The month’s high temperatures also contributed to the warmest spring, warmest year-to-date, and warmest 12-month period the nation has ever experienced since record keeping began in 1895.
Twenty-six states had May temperatures ranking among their 10 warmest. The first five months of 2012 have also become the warmest January through May period on record for the contiguous United States, with temperatures 5°F above the long-term average.
This was over 1°F warmer than the previous record set in 2000.
Twenty-nine states, all east of the Rockies, were record warm for this five-month period, and an additional 14 states had temperatures for the period among their 10 warmest.
These warmer than average temperatures combined with ongoing drought and windy conditions create ideal wildfire environments.
Additionally, warm temperatures so early in the growing season promote an early emergence of plants and crops along with the pests and weeds that plague them.
This vast departure from normal temperatures is stressing every system from water supplies to energy management and more.

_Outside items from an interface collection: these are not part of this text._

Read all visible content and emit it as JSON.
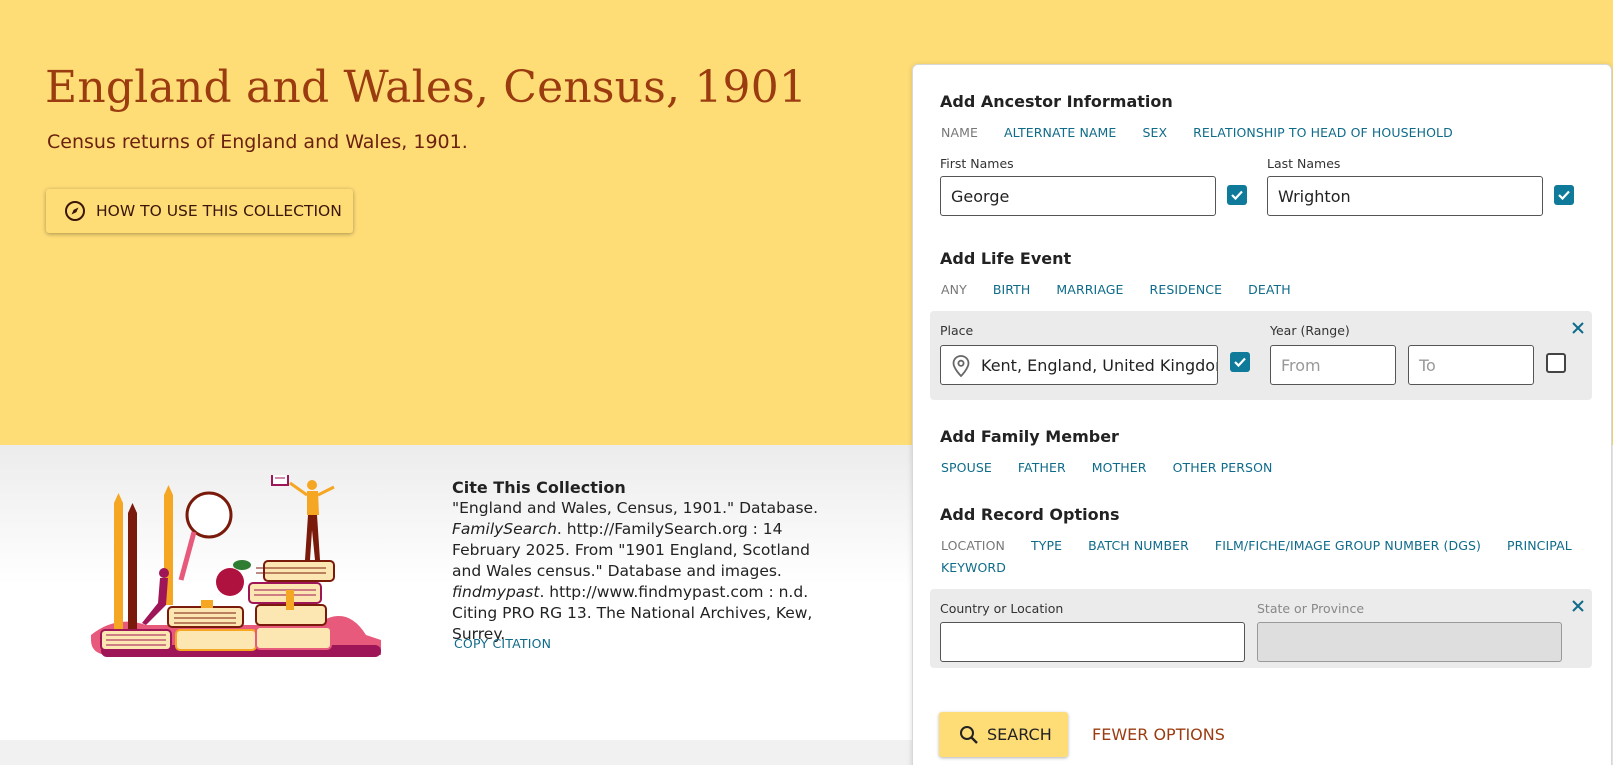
{
  "hero": {
    "title": "England and Wales, Census, 1901",
    "subtitle": "Census returns of England and Wales, 1901.",
    "howto_label": "HOW TO USE THIS COLLECTION"
  },
  "citation": {
    "heading": "Cite This Collection",
    "part1": "\"England and Wales, Census, 1901.\" Database. ",
    "italic1": "FamilySearch",
    "part2": ". http://FamilySearch.org : 14 February 2025. From \"1901 England, Scotland and Wales census.\" Database and images. ",
    "italic2": "findmypast",
    "part3": ". http://www.findmypast.com : n.d. Citing PRO RG 13. The National Archives, Kew, Surrey.",
    "copy_label": "COPY CITATION"
  },
  "ancestor": {
    "heading": "Add Ancestor Information",
    "tabs": [
      "NAME",
      "ALTERNATE NAME",
      "SEX",
      "RELATIONSHIP TO HEAD OF HOUSEHOLD"
    ],
    "first_label": "First Names",
    "first_value": "George",
    "last_label": "Last Names",
    "last_value": "Wrighton"
  },
  "life_event": {
    "heading": "Add Life Event",
    "tabs": [
      "ANY",
      "BIRTH",
      "MARRIAGE",
      "RESIDENCE",
      "DEATH"
    ],
    "place_label": "Place",
    "place_value": "Kent, England, United Kingdom",
    "year_label": "Year (Range)",
    "from_placeholder": "From",
    "to_placeholder": "To"
  },
  "family": {
    "heading": "Add Family Member",
    "tabs": [
      "SPOUSE",
      "FATHER",
      "MOTHER",
      "OTHER PERSON"
    ]
  },
  "record_options": {
    "heading": "Add Record Options",
    "tabs": [
      "LOCATION",
      "TYPE",
      "BATCH NUMBER",
      "FILM/FICHE/IMAGE GROUP NUMBER (DGS)",
      "PRINCIPAL"
    ],
    "tab_row2": "KEYWORD",
    "country_label": "Country or Location",
    "country_value": "",
    "state_label": "State or Province"
  },
  "actions": {
    "search_label": "SEARCH",
    "fewer_label": "FEWER OPTIONS"
  },
  "colors": {
    "hero_bg": "#fedd77",
    "title_brown": "#9b3c10",
    "link_teal": "#0f6b8a",
    "checkbox_teal": "#0f7a99"
  }
}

These climate statistics are part of the National Climatic Data Center (NCDC) monthly climate report for the United States, which describes the temperatures of the nation as well as the precipitation conditions. This monthly analysis is part of a suite of climate services NOAA provides government, business, and community leaders so they can make informed decisions.